President Obama has his first opportunity to nominate a Supreme Court Justice, and his choice could define his presidency and his place in history. The appointments taking place during his administration, like those made in previous administrations, will impact the highest court for decades. It is one of the incumbent President’s most profound and serious responsibilities. Let’s hope that Mr. Obama considers his first nomination as seriously and objectively as the task deserves.
There is some reason for concern. Mr. Obama has expressed the view that “empathy” would be a desirable characteristic in a Supreme Court Justice. Also, his assessment of the Court and the Constitution he has sworn to uphold includes his regret that neither has been structured to address the issue of “redistributive change”. Seems the Founding Fathers have placed some pesky constraints on Obama’s ideas about justice and the proper role of government.
So what or who would qualify as an empathetic judicial activist to meet the President’s parameters?
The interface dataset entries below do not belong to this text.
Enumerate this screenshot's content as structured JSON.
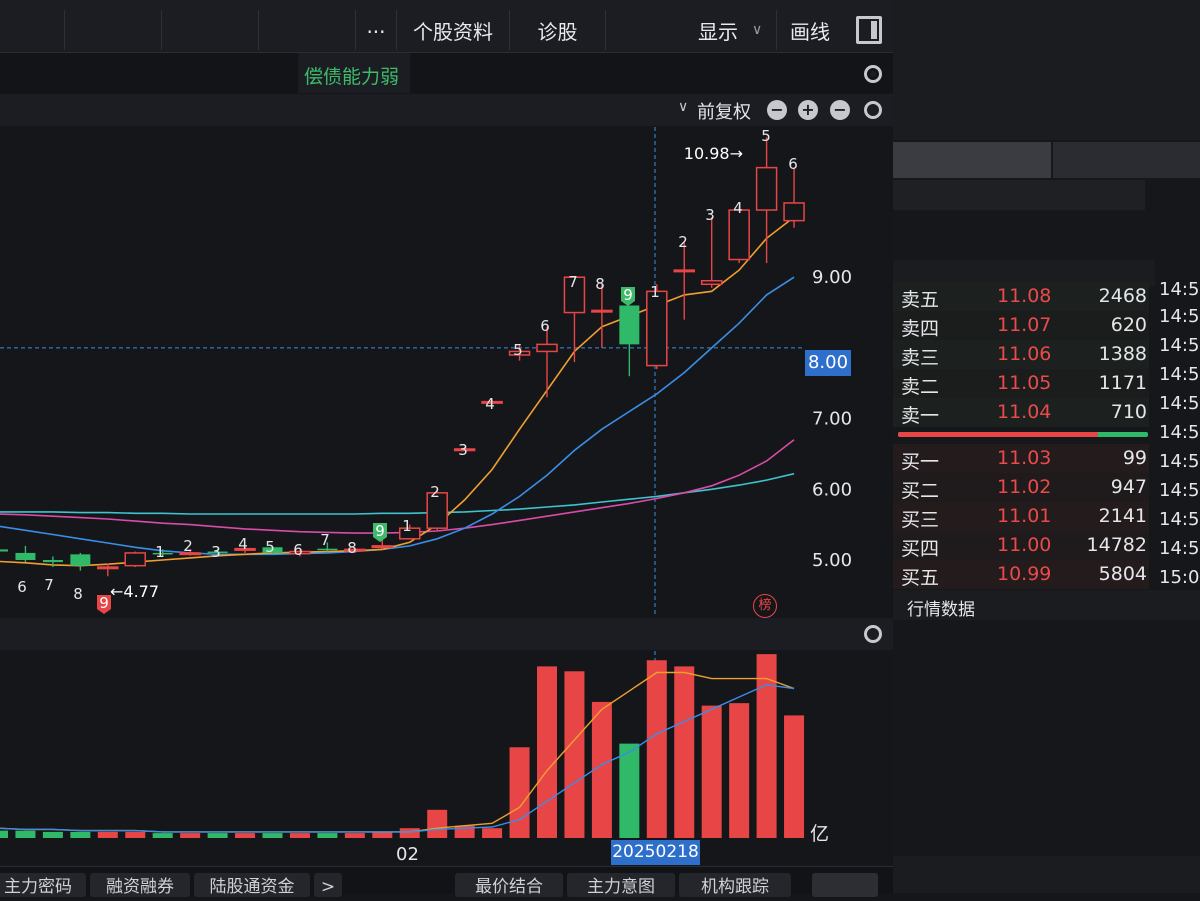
{
  "toolbar": {
    "more_label": "···",
    "stock_info_label": "个股资料",
    "diagnose_label": "诊股",
    "display_label": "显示",
    "draw_label": "画线"
  },
  "info_bar": {
    "warning_text": "偿债能力弱"
  },
  "sub_bar": {
    "adjust_label": "前复权"
  },
  "main_chart": {
    "y_ticks": [
      "9.00",
      "8.00",
      "7.00",
      "6.00",
      "5.00"
    ],
    "crosshair_price": "8.00",
    "high_annotation": "10.98→",
    "low_annotation": "←4.77",
    "badge_text": "榜",
    "td_labels": [
      "6",
      "7",
      "8",
      "9",
      "1",
      "2",
      "3",
      "4",
      "5",
      "6",
      "7",
      "8",
      "9",
      "1",
      "2",
      "3",
      "4",
      "5",
      "6",
      "7",
      "8",
      "9",
      "1",
      "2",
      "3",
      "4",
      "5",
      "6"
    ]
  },
  "vol_chart": {
    "unit_label": "亿",
    "x_label": "02",
    "crosshair_date": "20250218"
  },
  "bottom_tabs": [
    "主力密码",
    "融资融券",
    "陆股通资金",
    "最价结合",
    "主力意图",
    "机构跟踪"
  ],
  "order_book": {
    "asks": [
      {
        "name": "卖五",
        "price": "11.08",
        "vol": "2468",
        "time": "14:5"
      },
      {
        "name": "卖四",
        "price": "11.07",
        "vol": "620",
        "time": "14:5"
      },
      {
        "name": "卖三",
        "price": "11.06",
        "vol": "1388",
        "time": "14:5"
      },
      {
        "name": "卖二",
        "price": "11.05",
        "vol": "1171",
        "time": "14:5"
      },
      {
        "name": "卖一",
        "price": "11.04",
        "vol": "710",
        "time": "14:5"
      }
    ],
    "bids": [
      {
        "name": "买一",
        "price": "11.03",
        "vol": "99",
        "time": "14:5"
      },
      {
        "name": "买二",
        "price": "11.02",
        "vol": "947",
        "time": "14:5"
      },
      {
        "name": "买三",
        "price": "11.01",
        "vol": "2141",
        "time": "14:5"
      },
      {
        "name": "买四",
        "price": "11.00",
        "vol": "14782",
        "time": "14:5"
      },
      {
        "name": "买五",
        "price": "10.99",
        "vol": "5804",
        "time": "15:0"
      }
    ],
    "top_time": "14:5",
    "market_data_label": "行情数据",
    "buy_ratio": 0.8
  },
  "colors": {
    "up": "#e84646",
    "down": "#2fb968",
    "ma5": "#f0a030",
    "ma10": "#3a8ee6",
    "ma20": "#d84ca8",
    "ma60": "#3ec3cf",
    "accent_green": "#3dbb6a"
  },
  "chart_data": {
    "type": "candlestick",
    "candles": [
      {
        "o": 5.15,
        "h": 5.3,
        "l": 5.05,
        "c": 5.12
      },
      {
        "o": 5.1,
        "h": 5.2,
        "l": 4.97,
        "c": 5.0
      },
      {
        "o": 5.0,
        "h": 5.05,
        "l": 4.9,
        "c": 4.97
      },
      {
        "o": 5.08,
        "h": 5.1,
        "l": 4.85,
        "c": 4.92
      },
      {
        "o": 4.88,
        "h": 4.95,
        "l": 4.77,
        "c": 4.9
      },
      {
        "o": 4.92,
        "h": 5.12,
        "l": 4.9,
        "c": 5.1
      },
      {
        "o": 5.1,
        "h": 5.15,
        "l": 5.05,
        "c": 5.08
      },
      {
        "o": 5.1,
        "h": 5.15,
        "l": 5.06,
        "c": 5.1
      },
      {
        "o": 5.12,
        "h": 5.16,
        "l": 5.08,
        "c": 5.1
      },
      {
        "o": 5.14,
        "h": 5.18,
        "l": 5.1,
        "c": 5.16
      },
      {
        "o": 5.18,
        "h": 5.2,
        "l": 5.08,
        "c": 5.1
      },
      {
        "o": 5.09,
        "h": 5.14,
        "l": 5.05,
        "c": 5.12
      },
      {
        "o": 5.16,
        "h": 5.25,
        "l": 5.12,
        "c": 5.14
      },
      {
        "o": 5.13,
        "h": 5.18,
        "l": 5.1,
        "c": 5.15
      },
      {
        "o": 5.18,
        "h": 5.3,
        "l": 5.15,
        "c": 5.2
      },
      {
        "o": 5.3,
        "h": 5.5,
        "l": 5.3,
        "c": 5.45
      },
      {
        "o": 5.45,
        "h": 6.0,
        "l": 5.42,
        "c": 5.95
      },
      {
        "o": 6.57,
        "h": 6.6,
        "l": 6.55,
        "c": 6.57
      },
      {
        "o": 7.24,
        "h": 7.26,
        "l": 7.22,
        "c": 7.24
      },
      {
        "o": 7.9,
        "h": 8.05,
        "l": 7.82,
        "c": 7.95
      },
      {
        "o": 7.95,
        "h": 8.3,
        "l": 7.3,
        "c": 8.05
      },
      {
        "o": 8.5,
        "h": 9.0,
        "l": 7.8,
        "c": 9.0
      },
      {
        "o": 8.53,
        "h": 8.9,
        "l": 8.0,
        "c": 8.53
      },
      {
        "o": 8.6,
        "h": 8.6,
        "l": 7.6,
        "c": 8.05
      },
      {
        "o": 7.75,
        "h": 8.9,
        "l": 7.7,
        "c": 8.8
      },
      {
        "o": 9.1,
        "h": 9.5,
        "l": 8.4,
        "c": 9.1
      },
      {
        "o": 8.9,
        "h": 9.85,
        "l": 8.85,
        "c": 8.95
      },
      {
        "o": 9.25,
        "h": 10.0,
        "l": 9.2,
        "c": 9.95
      },
      {
        "o": 9.95,
        "h": 10.98,
        "l": 9.2,
        "c": 10.55
      },
      {
        "o": 9.8,
        "h": 10.55,
        "l": 9.7,
        "c": 10.05
      }
    ],
    "ma": [
      {
        "name": "MA5",
        "values": [
          4.98,
          4.96,
          4.93,
          4.92,
          4.94,
          4.97,
          5.0,
          5.03,
          5.06,
          5.08,
          5.1,
          5.11,
          5.12,
          5.13,
          5.15,
          5.25,
          5.5,
          5.85,
          6.28,
          6.85,
          7.4,
          7.95,
          8.3,
          8.45,
          8.6,
          8.75,
          8.8,
          9.1,
          9.55,
          9.85
        ]
      },
      {
        "name": "MA10",
        "values": [
          5.48,
          5.42,
          5.36,
          5.3,
          5.24,
          5.18,
          5.13,
          5.1,
          5.08,
          5.08,
          5.08,
          5.09,
          5.1,
          5.12,
          5.15,
          5.2,
          5.3,
          5.45,
          5.65,
          5.9,
          6.2,
          6.55,
          6.85,
          7.1,
          7.35,
          7.65,
          8.0,
          8.35,
          8.75,
          9.0
        ]
      },
      {
        "name": "MA20",
        "values": [
          5.65,
          5.64,
          5.62,
          5.6,
          5.58,
          5.55,
          5.52,
          5.5,
          5.47,
          5.44,
          5.42,
          5.4,
          5.39,
          5.38,
          5.38,
          5.39,
          5.41,
          5.45,
          5.5,
          5.56,
          5.62,
          5.68,
          5.74,
          5.8,
          5.87,
          5.95,
          6.05,
          6.2,
          6.4,
          6.7
        ]
      },
      {
        "name": "MA60",
        "values": [
          5.68,
          5.68,
          5.68,
          5.67,
          5.67,
          5.66,
          5.66,
          5.65,
          5.65,
          5.65,
          5.65,
          5.65,
          5.65,
          5.65,
          5.66,
          5.66,
          5.67,
          5.68,
          5.7,
          5.72,
          5.75,
          5.78,
          5.82,
          5.86,
          5.9,
          5.95,
          6.0,
          6.06,
          6.13,
          6.22
        ]
      }
    ],
    "volume": [
      0.06,
      0.06,
      0.05,
      0.05,
      0.05,
      0.05,
      0.04,
      0.04,
      0.04,
      0.04,
      0.04,
      0.04,
      0.04,
      0.04,
      0.05,
      0.08,
      0.23,
      0.1,
      0.08,
      0.74,
      1.4,
      1.36,
      1.11,
      0.77,
      1.45,
      1.4,
      1.08,
      1.1,
      1.5,
      1.0
    ],
    "vol_ma": [
      {
        "name": "VMA5",
        "values": [
          0.08,
          0.07,
          0.07,
          0.06,
          0.06,
          0.06,
          0.05,
          0.05,
          0.05,
          0.05,
          0.05,
          0.05,
          0.05,
          0.05,
          0.05,
          0.05,
          0.08,
          0.1,
          0.12,
          0.25,
          0.55,
          0.8,
          1.05,
          1.2,
          1.35,
          1.35,
          1.3,
          1.3,
          1.3,
          1.22
        ]
      },
      {
        "name": "VMA10",
        "values": [
          0.08,
          0.07,
          0.07,
          0.06,
          0.06,
          0.06,
          0.05,
          0.05,
          0.05,
          0.05,
          0.05,
          0.05,
          0.05,
          0.05,
          0.05,
          0.05,
          0.07,
          0.08,
          0.09,
          0.15,
          0.3,
          0.45,
          0.6,
          0.7,
          0.85,
          0.95,
          1.05,
          1.15,
          1.25,
          1.22
        ]
      }
    ],
    "ylim": [
      4.5,
      11.3
    ],
    "vol_max": 1.55
  }
}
There has already been some suggestion that he may look outside the boundaries imposed by legal experience and demonstrated competence at jurisprudence. Much speculation has been offered about whether the nominee will be a woman to make up for the departure of Sandra Day O’Connor and the probable imminent retirement of Ruth Bader Ginsberg due to her recent serious health issues. None of this has anything to do with either justice or sound judgment. But that has proved no barrier to the likes of community organizers and social engineers. A social worker or community organizer with a law degree just might fill the bill.
That kind of appointment could lead to disaster for future civilization. It does not matter as some have pointed out that another “left-leaning” justice would merely retain the existing “balance”. What matters is the future, the future none of us can predict. With “feel-good” or emotion-driven judges on the highest Court in the land, decisions could be rendered on the basis of emotion rather than reason. The law would be subordinated to the politically-favored views of the moment. It would reinforce the class system that has already developed due to the vast trend toward total collectivism in the United States over the last century.
A decision in law is supposed to be impartial. The symbol of “blind justice” speaks to that impartiality. A decision by political favor, on the other hand, is blinded by emotion. As to “redistributive” considerations, it should not be necessary to again point out that the distribution of one person’s wealth to the benefit of another by force is the antithesis of justice. When the Supreme Court becomes less concerned with justice and turns to the political flavor of the month: welfare, reparations for historical wrongs, need and ability considerations, or any social engineering scheme: justice will wither and die. The future could become some incomprehensible tyranny.
Copyright 2009 Edward Podritske